Miami’s defensive line was without a doubt the deepest position group on the team last season, which is why rookie defensive end
As soon as the Dolphins traded up to the third overall pick of last April’s NFL Draft to take the pass rushing specialist out of Oregon, people wondered how he’d get significant playing time. A shoulder injury slowed his progress early on, but the emergence of
Vernon, a third-round draft pick in 2012 out of the University of Miami, had a breakout season and with 11.5 sacks became the first Dolphin not named Wake to lead the team since 2009. He and Wake combined for half of Miami’s 42 sacks on the season, with Wake adding 8.5, and were part of a unit that accounted for 34 total sacks.
Both Wake and Vernon were the first to credit the interior linemen for opening up those pass rushing lanes for them, led by tackles
BREAKING DOWN DOLPHINS DEFENSIVE LINEMEN
• Cameron Wake (6-3, 250) — Though he failed to reach double digits in sacks this season, Wake solidified his place as one of the league’s most feared pass rushers and expanded his game to become a stalwart against the run and sometimes in pass coverage. Just in case anyone had forgotten how much of an impact he can make, Wake reminded them on Halloween night at Sun Life Stadium when he stunted inside and blew up Cincinnati Bengals quarterback Andy Dalton in the end zone for a sack (his third of the game) and a safety in overtime to give Miami a 22-20 victory. It was only the second time in league history that a game had ended with a sack/safety in overtime.

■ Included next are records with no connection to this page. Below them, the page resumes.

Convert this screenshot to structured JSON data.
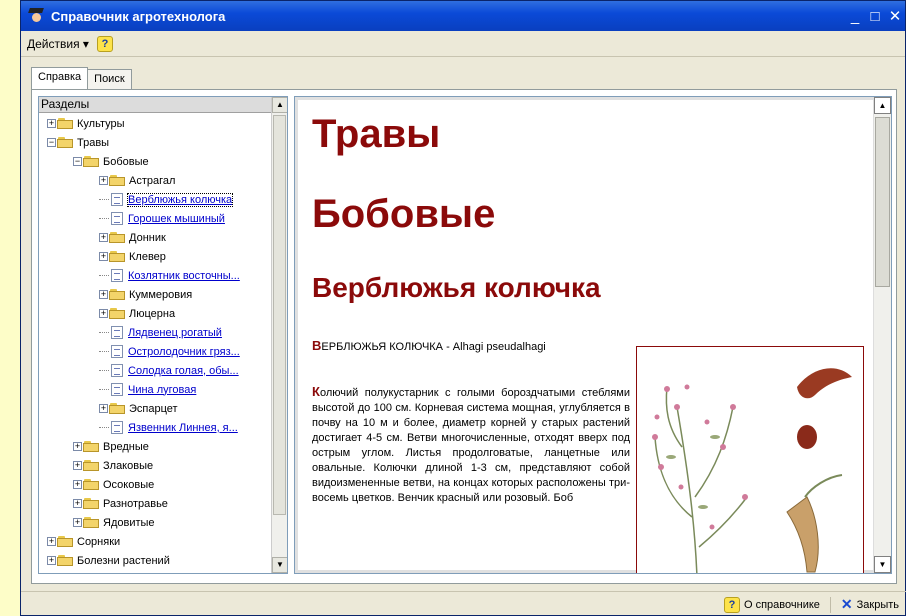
{
  "window": {
    "title": "Справочник агротехнолога",
    "controls": [
      "_",
      "□",
      "✕"
    ]
  },
  "menu": {
    "actions_label": "Действия ▾",
    "help_label": "?"
  },
  "tabs": [
    {
      "label": "Справка"
    },
    {
      "label": "Поиск"
    }
  ],
  "tree": {
    "header": "Разделы",
    "items": [
      {
        "label": "Культуры",
        "kind": "folder",
        "expander": "+",
        "level": 0
      },
      {
        "label": "Травы",
        "kind": "folder",
        "expander": "−",
        "level": 0
      },
      {
        "label": "Бобовые",
        "kind": "folder",
        "expander": "−",
        "level": 1
      },
      {
        "label": "Астрагал",
        "kind": "folder",
        "expander": "+",
        "level": 2
      },
      {
        "label": "Верблюжья колючка",
        "kind": "doc",
        "level": 2,
        "selected": true
      },
      {
        "label": "Горошек мышиный",
        "kind": "doc",
        "level": 2
      },
      {
        "label": "Донник",
        "kind": "folder",
        "expander": "+",
        "level": 2
      },
      {
        "label": "Клевер",
        "kind": "folder",
        "expander": "+",
        "level": 2
      },
      {
        "label": "Козлятник восточны...",
        "kind": "doc",
        "level": 2
      },
      {
        "label": "Куммеровия",
        "kind": "folder",
        "expander": "+",
        "level": 2
      },
      {
        "label": "Люцерна",
        "kind": "folder",
        "expander": "+",
        "level": 2
      },
      {
        "label": "Лядвенец рогатый",
        "kind": "doc",
        "level": 2
      },
      {
        "label": "Остролодочник гряз...",
        "kind": "doc",
        "level": 2
      },
      {
        "label": "Солодка голая, обы...",
        "kind": "doc",
        "level": 2
      },
      {
        "label": "Чина луговая",
        "kind": "doc",
        "level": 2
      },
      {
        "label": "Эспарцет",
        "kind": "folder",
        "expander": "+",
        "level": 2
      },
      {
        "label": "Язвенник Линнея, я...",
        "kind": "doc",
        "level": 2
      },
      {
        "label": "Вредные",
        "kind": "folder",
        "expander": "+",
        "level": 1
      },
      {
        "label": "Злаковые",
        "kind": "folder",
        "expander": "+",
        "level": 1
      },
      {
        "label": "Осоковые",
        "kind": "folder",
        "expander": "+",
        "level": 1
      },
      {
        "label": "Разнотравье",
        "kind": "folder",
        "expander": "+",
        "level": 1
      },
      {
        "label": "Ядовитые",
        "kind": "folder",
        "expander": "+",
        "level": 1
      },
      {
        "label": "Сорняки",
        "kind": "folder",
        "expander": "+",
        "level": 0
      },
      {
        "label": "Болезни растений",
        "kind": "folder",
        "expander": "+",
        "level": 0
      }
    ]
  },
  "article": {
    "h1": "Травы",
    "h2": "Бобовые",
    "h3": "Верблюжья колючка",
    "lead_cap": "В",
    "lead_rest": "ЕРБЛЮЖЬЯ КОЛЮЧКА - Alhagi pseudalhagi",
    "body_cap": "К",
    "body_rest": "олючий полукустарник с голыми бороздчатыми стеблями высотой до 100 см. Корневая система мощная, углубляется в почву на 10 м и более, диаметр корней у старых растений достигает 4-5 см. Ветви многочисленные, отходят вверх под острым углом. Листья продолговатые, ланцетные или овальные. Колючки длиной 1-3 см, представляют собой видоизмененные ветви, на концах которых расположены три-восемь цветков. Венчик красный или розовый. Боб"
  },
  "status": {
    "about_label": "О справочнике",
    "close_label": "Закрыть"
  },
  "colors": {
    "heading": "#8b0a0a",
    "link": "#0000cc",
    "titlebar": "#0b4ad8",
    "page_bg": "#fdfdc8"
  }
}
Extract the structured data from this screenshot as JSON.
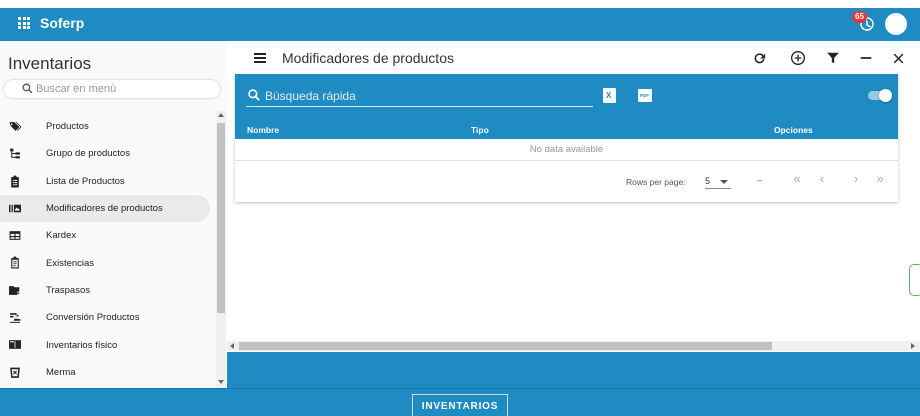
{
  "app": {
    "brand": "Soferp",
    "notification_count": "65"
  },
  "sidebar": {
    "title": "Inventarios",
    "search_placeholder": "Buscar en menú",
    "items": [
      {
        "label": "Productos",
        "icon": "tag-icon",
        "active": false
      },
      {
        "label": "Grupo de productos",
        "icon": "hierarchy-icon",
        "active": false
      },
      {
        "label": "Lista de Productos",
        "icon": "clipboard-list-icon",
        "active": false
      },
      {
        "label": "Modificadores de productos",
        "icon": "barcode-book-icon",
        "active": true
      },
      {
        "label": "Kardex",
        "icon": "table-icon",
        "active": false
      },
      {
        "label": "Existencias",
        "icon": "clipboard-icon",
        "active": false
      },
      {
        "label": "Traspasos",
        "icon": "folder-transfer-icon",
        "active": false
      },
      {
        "label": "Conversión Productos",
        "icon": "conversion-icon",
        "active": false
      },
      {
        "label": "Inventarios físico",
        "icon": "book-open-icon",
        "active": false
      },
      {
        "label": "Merma",
        "icon": "trash-icon",
        "active": false
      }
    ]
  },
  "main": {
    "title": "Modificadores de productos",
    "toolbar": [
      "refresh-icon",
      "add-circle-icon",
      "filter-icon",
      "minimize-icon",
      "close-icon"
    ],
    "quick_search_placeholder": "Búsqueda rápida",
    "columns": [
      "Nombre",
      "Tipo",
      "Opciones"
    ],
    "empty_text": "No data available",
    "pagination": {
      "rows_per_page_label": "Rows per page:",
      "rows_per_page": "5",
      "range": "–"
    }
  },
  "footer": {
    "tab_label": "INVENTARIOS"
  },
  "colors": {
    "primary": "#1e8bc3",
    "highlight": "#e0101a",
    "active_item_bg": "#eaeaea"
  }
}
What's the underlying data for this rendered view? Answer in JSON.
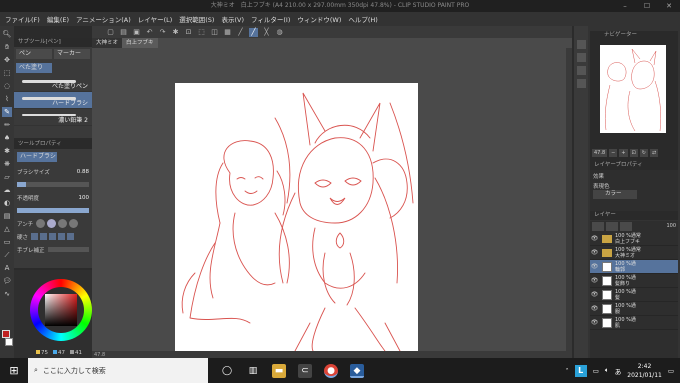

• Randy Starks (6-3, 305) — Starks was coming off of his second trip to the Pro Bowl and picked up right where he left off with two sacks in the first two games of the season (1.5 at Cleveland and a half sack at Indianapolis). His interior pressure and ability to occupy double teams made it easier for Wake, Vernon, Jordan and Shelby to find room off the edge and he also had one forced fumble and one pass breakup to go along with his four sacks.
• Paul Soliai (6-4, 345) — Nobody drew more attention from opposing centers and guards than Soliai, yet he was able to bring the heat despite sometimes being triple teamed and got his hands up quick enough to deflect five passes. Soliai’s toughness was evident throughout the season as he battled through the pain of a nagging knee injury that forced him to miss the home opener against Atlanta. He started 15 games and was again a force in the middle
• Olivier Vernon (6-2, 268) — Vernon found another gear in training camp and the preseason to hold off the talented Jordan for the starting right defensive end position and found his groove four games into the schedule after a slow start. Twice during the season he put together streaks of four consecutive games with a sack and earned AFC Defensive Player of the Week in honors in Week 13 after registering three sacks and 10 tackles (eight solo) in a 23-3 road win at the New York Jets. Vernon’s 57 tackles (46 solo) were the most by any defensive lineman and sixth overall on the team.
• Jared Odrick (6-5, 302) — Considering the fact that he was drafted as a defensive end back in 2010, Odrick has made the transition inside to defensive tackle look seamless and has proven to be a mismatch for opposing guards because of his length and athleticism. He was playing at a Pro Bowl for a good chunk of the season, leading all interior linemen with 4.5 sacks and forcing one fumble to go along with two passes defensed. Odrick started five of the 16 games he played and sometimes rushed from the edge because of his versatility, which is certain to be exploited again in 2014 by defensive coordinator Kevin Coyle.
• Derrick Shelby (6-2, 270) — Shelby was the picture of consistency going back to his rookie season as an undrafted rookie out of Utah and gave Coyle the confidence to make situational substitutions with him. He had two sacks in the first two games (one each at Cleveland and Indianapolis) and finished the season with 2.5 to go with 34 tackles (23 solo) as Wake’s backup.
• Dion Jordan (6-6, 248) — A lot of hype surrounded Jordan’s rookie campaign because of his draft position and comparisons to Dolphins great Jason Taylor because of his similar build. He showed flashes of the talent that convinced Miami to trade up in the draft for him with two sacks and his biggest play came against the Baltimore Ravens when he beat his blocker around the edge and swatted Ravens quarterback Joe Flacco’s just as he released the ball. That led to an interception by safety
• A.J. Francis (6-5, 316) — Francis was a locker room favorite because of his personality and bonded immediately with Wake and the others during training camp. He was expecting to stay in Miami on the practice squad after being one of the last players cut but the Patriots poached him and eventually put him on their practice squad. The Dolphins brought him back for the last month of the season, signing him to the active roster, and he is expected to provide depth at the tackle position, especially if the team ends up losing Soliai or Starks.